Exercise: Copy out all of the records, exactly as they appear.

Excerpts from an interface dataset
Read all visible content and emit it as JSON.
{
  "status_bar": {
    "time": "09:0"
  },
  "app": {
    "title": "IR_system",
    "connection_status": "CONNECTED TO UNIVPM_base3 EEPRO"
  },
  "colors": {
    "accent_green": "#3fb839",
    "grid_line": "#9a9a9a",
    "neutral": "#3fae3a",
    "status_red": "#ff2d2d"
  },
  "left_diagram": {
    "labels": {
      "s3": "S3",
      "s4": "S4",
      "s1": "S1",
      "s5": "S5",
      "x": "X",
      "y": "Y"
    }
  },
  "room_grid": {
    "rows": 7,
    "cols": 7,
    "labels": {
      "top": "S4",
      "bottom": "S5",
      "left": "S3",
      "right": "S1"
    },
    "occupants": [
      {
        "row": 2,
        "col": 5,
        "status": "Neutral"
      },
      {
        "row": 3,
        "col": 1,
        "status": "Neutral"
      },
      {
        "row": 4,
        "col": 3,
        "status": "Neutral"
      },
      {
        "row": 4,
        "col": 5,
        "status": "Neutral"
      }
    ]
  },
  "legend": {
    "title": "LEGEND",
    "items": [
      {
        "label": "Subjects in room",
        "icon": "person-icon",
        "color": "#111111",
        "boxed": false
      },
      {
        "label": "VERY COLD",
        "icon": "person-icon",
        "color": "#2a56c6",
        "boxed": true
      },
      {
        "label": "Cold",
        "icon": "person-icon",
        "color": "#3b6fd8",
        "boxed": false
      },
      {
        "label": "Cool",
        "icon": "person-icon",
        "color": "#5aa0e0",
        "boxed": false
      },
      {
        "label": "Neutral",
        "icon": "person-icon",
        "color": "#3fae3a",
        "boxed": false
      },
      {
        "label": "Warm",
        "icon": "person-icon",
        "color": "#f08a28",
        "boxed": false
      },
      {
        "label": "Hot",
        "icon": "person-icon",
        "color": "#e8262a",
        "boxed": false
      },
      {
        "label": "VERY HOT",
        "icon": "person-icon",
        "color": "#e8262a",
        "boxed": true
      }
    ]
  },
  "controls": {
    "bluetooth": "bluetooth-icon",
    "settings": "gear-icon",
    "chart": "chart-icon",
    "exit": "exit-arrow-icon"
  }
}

Answer space:
Read all visible content and emit it as JSON.
{
  "status_bar": {
    "time": "09:0"
  },
  "app": {
    "title": "IR_system",
    "connection_status": "CONNECTED TO UNIVPM_base3 EEPRO"
  },
  "colors": {
    "accent_green": "#3fb839",
    "grid_line": "#9a9a9a",
    "neutral": "#3fae3a",
    "status_red": "#ff2d2d"
  },
  "left_diagram": {
    "labels": {
      "s3": "S3",
      "s4": "S4",
      "s1": "S1",
      "s5": "S5",
      "x": "X",
      "y": "Y"
    }
  },
  "room_grid": {
    "rows": 7,
    "cols": 7,
    "labels": {
      "top": "S4",
      "bottom": "S5",
      "left": "S3",
      "right": "S1"
    },
    "occupants": [
      {
        "row": 2,
        "col": 5,
        "status": "Neutral"
      },
      {
        "row": 3,
        "col": 1,
        "status": "Neutral"
      },
      {
        "row": 4,
        "col": 3,
        "status": "Neutral"
      },
      {
        "row": 4,
        "col": 5,
        "status": "Neutral"
      }
    ]
  },
  "legend": {
    "title": "LEGEND",
    "items": [
      {
        "label": "Subjects in room",
        "icon": "person-icon",
        "color": "#111111",
        "boxed": false
      },
      {
        "label": "VERY COLD",
        "icon": "person-icon",
        "color": "#2a56c6",
        "boxed": true
      },
      {
        "label": "Cold",
        "icon": "person-icon",
        "color": "#3b6fd8",
        "boxed": false
      },
      {
        "label": "Cool",
        "icon": "person-icon",
        "color": "#5aa0e0",
        "boxed": false
      },
      {
        "label": "Neutral",
        "icon": "person-icon",
        "color": "#3fae3a",
        "boxed": false
      },
      {
        "label": "Warm",
        "icon": "person-icon",
        "color": "#f08a28",
        "boxed": false
      },
      {
        "label": "Hot",
        "icon": "person-icon",
        "color": "#e8262a",
        "boxed": false
      },
      {
        "label": "VERY HOT",
        "icon": "person-icon",
        "color": "#e8262a",
        "boxed": true
      }
    ]
  },
  "controls": {
    "bluetooth": "bluetooth-icon",
    "settings": "gear-icon",
    "chart": "chart-icon",
    "exit": "exit-arrow-icon"
  }
}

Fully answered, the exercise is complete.